Bear is a sweet guinea pig we have been babysitting for almost a month while his family flit here and there all over the world.  We would keep him, but his mom probably misses him!

Lost and Found

Today, I listened to this poem by David Hollies, who died in September after nearly a decade of living with progressive dementia of unknown etiology.  On his website, he wrote about finding this poem: “I must have written this sometime last year.  I found it on my desk.”

Lost and Found, by David Hollies (~2004)

The first few times
Being lost was frightening
Stark, pregnant
With the drama of change
Then, I didn’t know
That everywhere is nowhere
Like the feeling when a ocean wave
Boils you in the sand
But as time goes by
Each occurrence of lostness is quieter
Falling from notice
Like the sound of trains
When you live near the tracks
Until one day
When a friend asks
“How often do you get lost?”
And I strain to recall a single instance
It was then that I realized
Being lost only has meaning
When contrasted with
Knowing where you are
A presumption that slipped out of my life
As quietly as smoke up a chimney
For now I live in a less anchored place
Where being lost is irrelevant
For now, only when there is a need
Do I discover where I am
No alarm, no fear
Just an unconscious check-in
Like glancing in the rear-view mirror.

 

 

Tantrums

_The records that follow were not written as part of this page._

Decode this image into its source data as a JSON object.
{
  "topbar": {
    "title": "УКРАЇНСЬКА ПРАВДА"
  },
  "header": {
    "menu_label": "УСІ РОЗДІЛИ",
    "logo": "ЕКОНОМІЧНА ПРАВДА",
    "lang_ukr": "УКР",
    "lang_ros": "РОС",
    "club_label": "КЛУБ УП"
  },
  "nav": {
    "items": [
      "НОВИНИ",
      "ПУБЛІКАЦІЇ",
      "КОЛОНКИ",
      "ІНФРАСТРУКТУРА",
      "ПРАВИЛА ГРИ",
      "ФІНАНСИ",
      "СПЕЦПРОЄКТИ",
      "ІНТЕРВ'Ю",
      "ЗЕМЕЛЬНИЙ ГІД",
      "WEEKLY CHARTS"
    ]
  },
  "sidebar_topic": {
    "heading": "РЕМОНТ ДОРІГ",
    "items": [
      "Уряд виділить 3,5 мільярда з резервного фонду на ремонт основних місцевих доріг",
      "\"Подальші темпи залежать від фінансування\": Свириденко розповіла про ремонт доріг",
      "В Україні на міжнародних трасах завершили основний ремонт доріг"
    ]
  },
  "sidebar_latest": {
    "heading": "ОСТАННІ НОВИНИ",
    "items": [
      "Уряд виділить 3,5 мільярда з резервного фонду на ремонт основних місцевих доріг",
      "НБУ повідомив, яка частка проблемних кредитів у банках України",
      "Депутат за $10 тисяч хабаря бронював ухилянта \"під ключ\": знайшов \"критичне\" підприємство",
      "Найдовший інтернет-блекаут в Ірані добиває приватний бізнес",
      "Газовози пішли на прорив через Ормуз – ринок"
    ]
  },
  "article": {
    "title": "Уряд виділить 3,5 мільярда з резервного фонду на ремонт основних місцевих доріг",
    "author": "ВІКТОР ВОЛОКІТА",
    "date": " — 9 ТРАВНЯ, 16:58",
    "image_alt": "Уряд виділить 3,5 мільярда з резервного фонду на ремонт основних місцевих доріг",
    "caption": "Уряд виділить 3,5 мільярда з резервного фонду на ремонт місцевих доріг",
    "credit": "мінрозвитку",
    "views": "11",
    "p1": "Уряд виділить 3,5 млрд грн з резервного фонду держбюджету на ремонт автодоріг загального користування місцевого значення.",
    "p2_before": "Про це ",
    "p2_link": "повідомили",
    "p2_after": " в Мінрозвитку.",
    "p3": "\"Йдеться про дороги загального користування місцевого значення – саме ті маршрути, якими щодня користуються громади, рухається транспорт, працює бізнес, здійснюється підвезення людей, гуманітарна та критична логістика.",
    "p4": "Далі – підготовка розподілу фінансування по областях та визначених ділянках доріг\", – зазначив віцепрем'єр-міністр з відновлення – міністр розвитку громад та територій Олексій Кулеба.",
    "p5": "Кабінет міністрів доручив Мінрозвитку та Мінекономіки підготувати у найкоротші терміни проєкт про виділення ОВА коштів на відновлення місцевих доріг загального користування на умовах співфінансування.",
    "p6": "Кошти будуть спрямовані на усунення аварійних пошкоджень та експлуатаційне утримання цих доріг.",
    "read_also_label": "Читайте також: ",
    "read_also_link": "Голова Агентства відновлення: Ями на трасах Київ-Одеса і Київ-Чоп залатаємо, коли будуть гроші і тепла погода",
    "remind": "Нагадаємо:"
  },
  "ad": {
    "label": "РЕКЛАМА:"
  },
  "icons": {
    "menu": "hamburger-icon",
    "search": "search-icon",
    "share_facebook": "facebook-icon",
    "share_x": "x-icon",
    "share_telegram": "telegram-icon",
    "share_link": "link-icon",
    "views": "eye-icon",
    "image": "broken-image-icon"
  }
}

NaNoWriMo 2010, Day 11, Word Count: 18,845

The Kid threw a tantrum tonight.  True, it was nothing like the hours-long kicking and screaming sort of tantrum she used to throw when she was a tot, but it was a teenage equivalent.  She fumed, she mewled, she huffed and puffed — and if she could have squawked, she would have.  Finally, she stomped upstairs, and just like when she was a toddler, fell asleep.  It was an interesting sight.

If I sound unsympathetic, it is because I am.  Not because I don’t understand why she was mad and frustrated — I do — but because I think tantrums a waste of time.  DH thinks I am jealous because I didn’t get to throw tantrums when I was a kid; perhaps there is a hint of truth in that.  I do in fact know how to throw a tantrum, I just choose not to.  It is a deliberate, on-demand act of emotional histrionics, and it is just plain silly.  And on this day of all days, it is an extravagant indulgence: The Kid has it too good to even think about raging against her lot in life.

Does It Matter? by Siegfried Sassoon, 1917

Does it matter? – losing your legs?
For people will always be kind,
And you need not show that you mind
When others come in after hunting
To gobble their muffins and eggs.
Does it matter? – losing your sight?
There’s such splendid work for the blind;
And people will always be kind,
As you sit on the terrace remembering
And turning your face to the light.
Do they matter – those dreams in the pit?
You can drink and forget and be glad,
And people won’t say that you’re mad;
For they know that you’ve fought for your country,
And no one will worry a bit.